What is needed:
Write the listing out again word for word. Pictures do not belong in the copy.
━━━━━━━━
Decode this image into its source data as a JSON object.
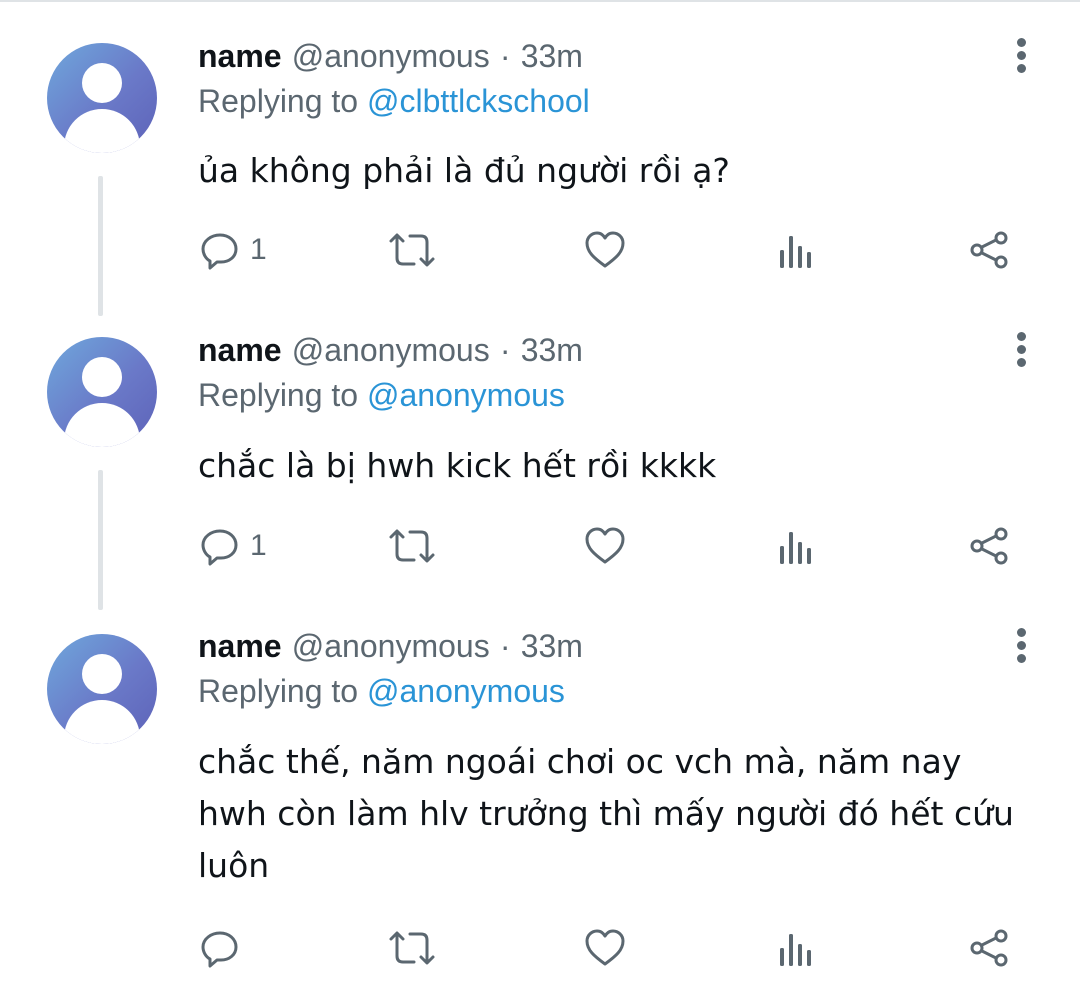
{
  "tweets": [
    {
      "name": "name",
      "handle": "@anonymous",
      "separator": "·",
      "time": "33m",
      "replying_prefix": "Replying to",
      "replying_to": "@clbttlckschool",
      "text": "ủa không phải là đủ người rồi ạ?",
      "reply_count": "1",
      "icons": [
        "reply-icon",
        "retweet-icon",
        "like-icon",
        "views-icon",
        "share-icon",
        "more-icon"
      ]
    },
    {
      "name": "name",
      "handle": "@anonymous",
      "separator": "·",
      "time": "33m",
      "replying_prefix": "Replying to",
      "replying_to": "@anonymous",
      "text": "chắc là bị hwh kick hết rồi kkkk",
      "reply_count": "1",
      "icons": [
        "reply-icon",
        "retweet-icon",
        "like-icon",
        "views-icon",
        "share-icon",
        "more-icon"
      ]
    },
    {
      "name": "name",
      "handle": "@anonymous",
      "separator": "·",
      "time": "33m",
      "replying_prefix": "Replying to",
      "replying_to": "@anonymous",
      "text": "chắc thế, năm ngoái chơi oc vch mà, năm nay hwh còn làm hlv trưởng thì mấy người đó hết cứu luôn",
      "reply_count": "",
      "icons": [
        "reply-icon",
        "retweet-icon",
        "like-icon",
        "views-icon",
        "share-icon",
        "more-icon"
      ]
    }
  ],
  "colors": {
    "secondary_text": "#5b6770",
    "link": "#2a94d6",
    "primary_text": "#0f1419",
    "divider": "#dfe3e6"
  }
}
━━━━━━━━
Exercise response:
Decode this image into its source data as a JSON object.
{
  "tweets": [
    {
      "name": "name",
      "handle": "@anonymous",
      "separator": "·",
      "time": "33m",
      "replying_prefix": "Replying to",
      "replying_to": "@clbttlckschool",
      "text": "ủa không phải là đủ người rồi ạ?",
      "reply_count": "1",
      "icons": [
        "reply-icon",
        "retweet-icon",
        "like-icon",
        "views-icon",
        "share-icon",
        "more-icon"
      ]
    },
    {
      "name": "name",
      "handle": "@anonymous",
      "separator": "·",
      "time": "33m",
      "replying_prefix": "Replying to",
      "replying_to": "@anonymous",
      "text": "chắc là bị hwh kick hết rồi kkkk",
      "reply_count": "1",
      "icons": [
        "reply-icon",
        "retweet-icon",
        "like-icon",
        "views-icon",
        "share-icon",
        "more-icon"
      ]
    },
    {
      "name": "name",
      "handle": "@anonymous",
      "separator": "·",
      "time": "33m",
      "replying_prefix": "Replying to",
      "replying_to": "@anonymous",
      "text": "chắc thế, năm ngoái chơi oc vch mà, năm nay hwh còn làm hlv trưởng thì mấy người đó hết cứu luôn",
      "reply_count": "",
      "icons": [
        "reply-icon",
        "retweet-icon",
        "like-icon",
        "views-icon",
        "share-icon",
        "more-icon"
      ]
    }
  ],
  "colors": {
    "secondary_text": "#5b6770",
    "link": "#2a94d6",
    "primary_text": "#0f1419",
    "divider": "#dfe3e6"
  }
}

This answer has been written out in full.